==== Data for review
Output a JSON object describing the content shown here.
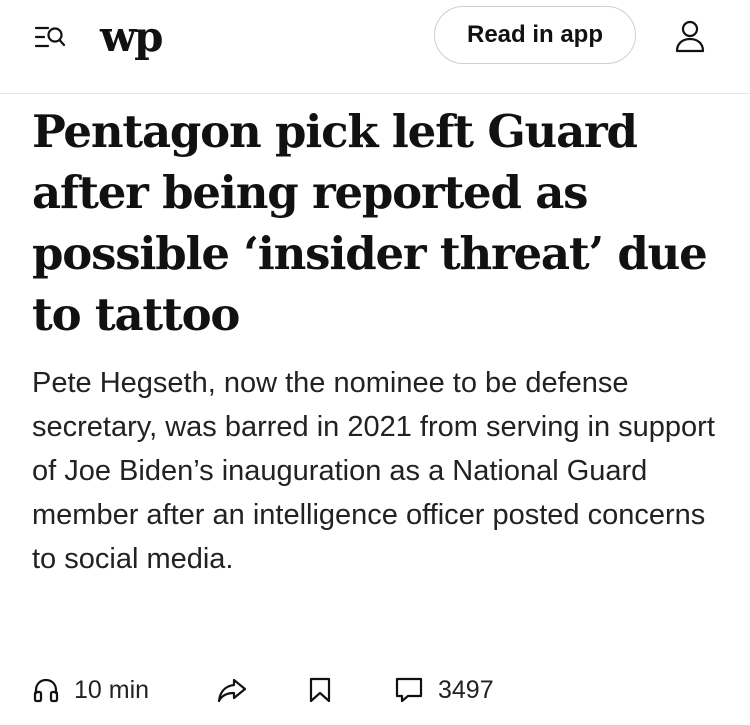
{
  "header": {
    "logo_text": "wp",
    "read_in_app_label": "Read in app",
    "icons": {
      "menu_search": "menu-search-icon",
      "account": "account-icon"
    }
  },
  "article": {
    "headline": "Pentagon pick left Guard after being reported as possible ‘insider threat’ due to tattoo",
    "dek": "Pete Hegseth, now the nominee to be defense secretary, was barred in 2021 from serving in support of Joe Biden’s inauguration as a National Guard member after an intelligence officer posted concerns to social media."
  },
  "actions": {
    "listen_label": "10 min",
    "comments_count": "3497",
    "icons": {
      "listen": "headphones-icon",
      "share": "share-icon",
      "save": "bookmark-icon",
      "comments": "comment-icon"
    }
  }
}
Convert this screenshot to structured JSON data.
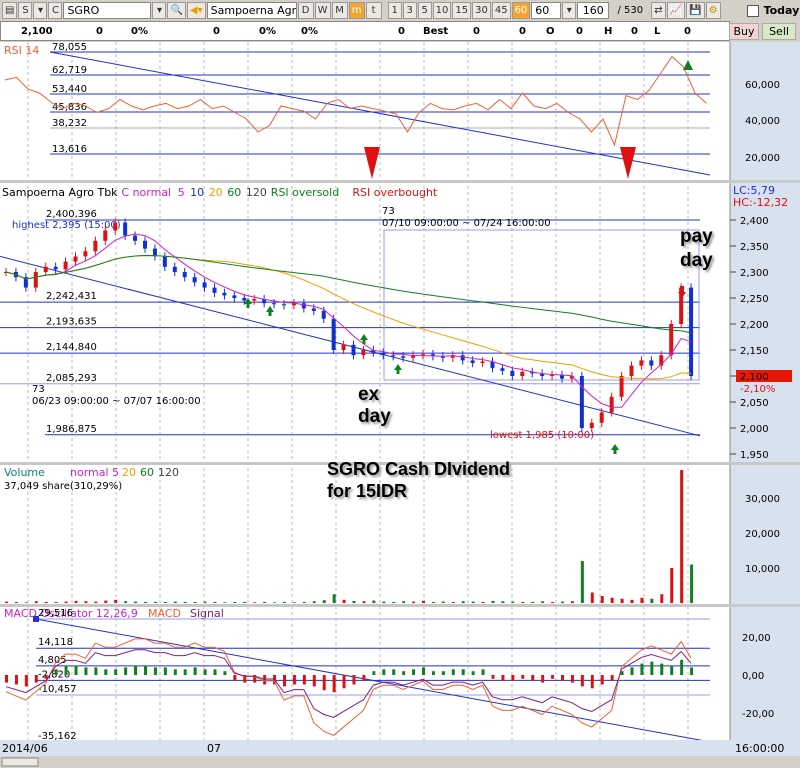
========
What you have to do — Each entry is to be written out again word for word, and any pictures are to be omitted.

Solution for this exercise —
Output a JSON object describing the content shown here.
{
  "header": {
    "logo_text": "wp",
    "read_in_app_label": "Read in app",
    "icons": {
      "menu_search": "menu-search-icon",
      "account": "account-icon"
    }
  },
  "article": {
    "headline": "Pentagon pick left Guard after being reported as possible ‘insider threat’ due to tattoo",
    "dek": "Pete Hegseth, now the nominee to be defense secretary, was barred in 2021 from serving in support of Joe Biden’s inauguration as a National Guard member after an intelligence officer posted concerns to social media."
  },
  "actions": {
    "listen_label": "10 min",
    "comments_count": "3497",
    "icons": {
      "listen": "headphones-icon",
      "share": "share-icon",
      "save": "bookmark-icon",
      "comments": "comment-icon"
    }
  }
}
Convert this screenshot to structured JSON data.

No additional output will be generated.